Overall, with all these changes, we can bring the total container size down to 296MiB.


Starting from a 4.48GiB image with a lot of beginner mistakes, we brought the Docker container for the FastAPI+gunicorn+LightGBM+scikit-learn setup down to 296MiB. It is probably possible to strip this even further down but less than 300MiB sounds like an acceptable size for such a service.

We have settled on the following, multi-stage, BuildKit-caching distroless Dockerfile:

# Container for building the environment
FROM condaforge/mambaforge:4.9.2-5 as conda

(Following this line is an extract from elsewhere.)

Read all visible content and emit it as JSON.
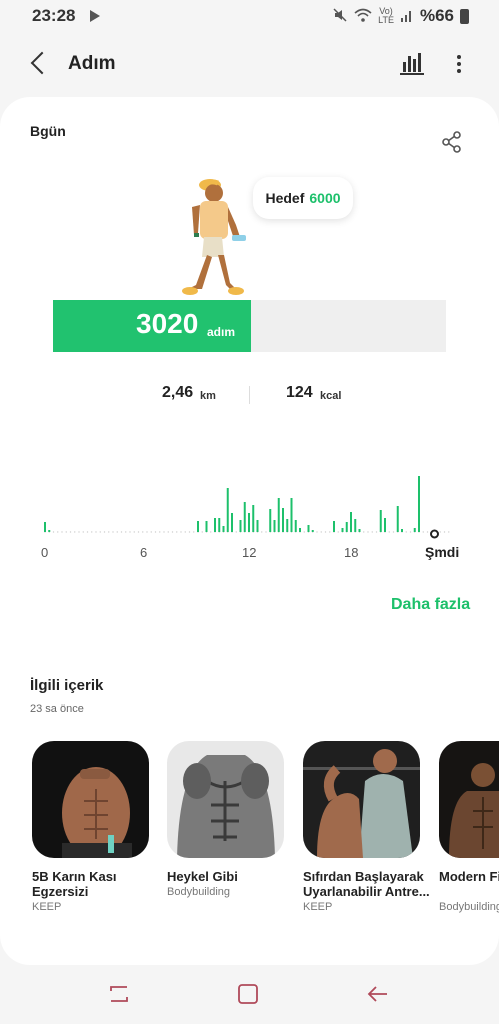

COPY predict-linux-64.lock .
RUN --mount=type=cache,target=/opt/conda/pkgs mamba create --copy -p /env --file predict-linux-64.lock && echo 4
COPY . /pkg
RUN conda run -p /env python -m pip install --no-deps /pkg
# Clean in a separate layer as calling conda still generates some __pycache__ files
RUN find -name '*.a' -delete && \
  rm -rf /env/conda-meta && \
  rm -rf /env/include && \
  rm /env/lib/ && \
  find -name '__pycache__' -type d -exec rm -rf '{}' '+' && \
  rm -rf /env/lib/python3.9/site-packages/pip /env/lib/python3.9/idlelib /env/lib/python3.9/ensurepip \
    /env/lib/ \
    /env/lib/ \
    /env/lib/ \
    /env/lib/ \
    /env/bin/x86_64-conda-linux-gnu-ld \
    /env/bin/sqlite3 \
    /env/bin/openssl \
    /env/share/terminfo && \
  find /env/lib/python3.9/site-packages/scipy -name 'tests' -type d -exec rm -rf '{}' '+' && \
  find /env/lib/python3.9/site-packages/numpy -name 'tests' -type d -exec rm -rf '{}' '+' && \
  find /env/lib/python3.9/site-packages/pandas -name 'tests' -type d -exec rm -rf '{}' '+' && \
  find /env/lib/python3.9/site-packages -name '*.pyx' -delete && \
  rm -rf /env/lib/python3.9/site-packages/uvloop/loop.c

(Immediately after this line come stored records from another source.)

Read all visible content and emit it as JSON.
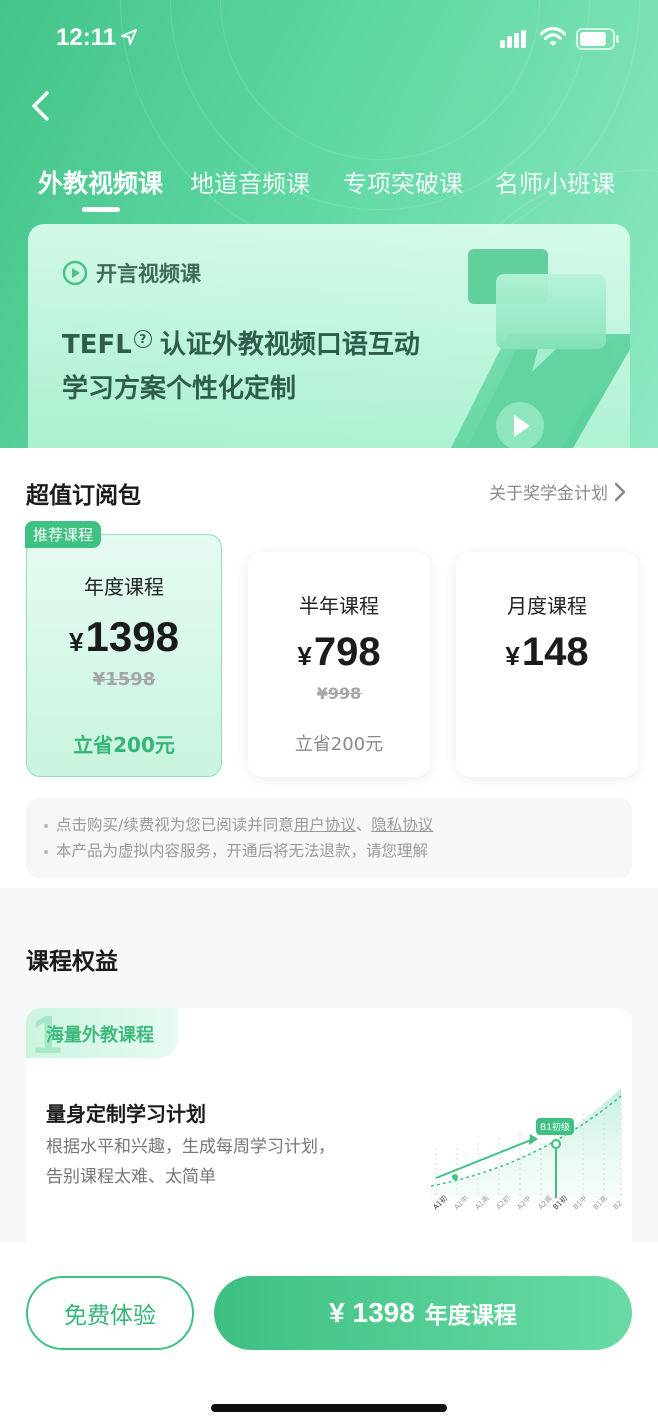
{
  "status_bar": {
    "time": "12:11"
  },
  "tabs": [
    {
      "label": "外教视频课",
      "active": true
    },
    {
      "label": "地道音频课",
      "active": false
    },
    {
      "label": "专项突破课",
      "active": false
    },
    {
      "label": "名师小班课",
      "active": false
    }
  ],
  "banner": {
    "tag": "开言视频课",
    "line1_prefix": "TEFL",
    "line1_mark": "?",
    "line1_suffix": "认证外教视频口语互动",
    "line2": "学习方案个性化定制"
  },
  "subscription": {
    "title": "超值订阅包",
    "scholarship_link": "关于奖学金计划",
    "plans": [
      {
        "badge": "推荐课程",
        "name": "年度课程",
        "currency": "¥",
        "price": "1398",
        "original": "¥1598",
        "save": "立省200元"
      },
      {
        "name": "半年课程",
        "currency": "¥",
        "price": "798",
        "original": "¥998",
        "save": "立省200元"
      },
      {
        "name": "月度课程",
        "currency": "¥",
        "price": "148"
      }
    ]
  },
  "notice": {
    "line1_text": "点击购买/续费视为您已阅读并同意",
    "user_agreement": "用户协议",
    "separator": "、",
    "privacy_agreement": "隐私协议",
    "line2": "本产品为虚拟内容服务，开通后将无法退款，请您理解"
  },
  "benefits": {
    "title": "课程权益",
    "card": {
      "tab_num": "1",
      "tab_label": "海量外教课程",
      "title": "量身定制学习计划",
      "desc": "根据水平和兴趣，生成每周学习计划，告别课程太难、太简单",
      "chart_badge": "B1初级",
      "chart_levels": [
        "A1初",
        "A1中",
        "A1高",
        "A2初",
        "A2中",
        "A2高",
        "B1初",
        "B1中",
        "B1高",
        "B2"
      ]
    }
  },
  "bottom": {
    "trial_label": "免费体验",
    "buy_price": "¥ 1398",
    "buy_plan": "年度课程"
  },
  "colors": {
    "brand_green": "#3fc184",
    "header_start": "#43c489",
    "header_end": "#8de8c3"
  }
}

# Distroless for execution

COPY --from=conda /env /env
COPY model.pkl .
CMD [ \
  "/env/bin/gunicorn", "-b", "", "-k", "uvicorn.workers.UvicornWorker", "nyc_taxi_fare.serve:app" \

This container can be build and run using the following two commands:

docker buildx build -t nyc-taxi-distroless-buildkit-expert --load -f docker/Dockerfile.distroless-buildkit-expert .
docker run -ti -p 8000:8000 nyc-taxi-distroless-buildkit-expert

As a follow-up, I’ll write a second article that is more in a cheatsheet version that you can refer as a general reminder on how to containerise conda environments.

Another follow-up could be a comparison of the container we have built here with the various versions that are offered by @tiangolo’s uvicorn-gunicorn-fastapi-docker. We will definitely see differences in size but it would also be interesting on how they compete in build time and runtime performance.

Given that I look at a lot of problems with Data Science / Machine Learning in mind, we could also have a look on how to reduce the runtime dependencies by using runtimes like ONNX or treelite.

Improving the Stats Quo

It would be easy but also a bit boring to just report on the status quo. Thus during the writing of the blog post, I made the following pull requests to improve the status quo a bit:

Title picture: Photo by Jonas Smith on Unsplash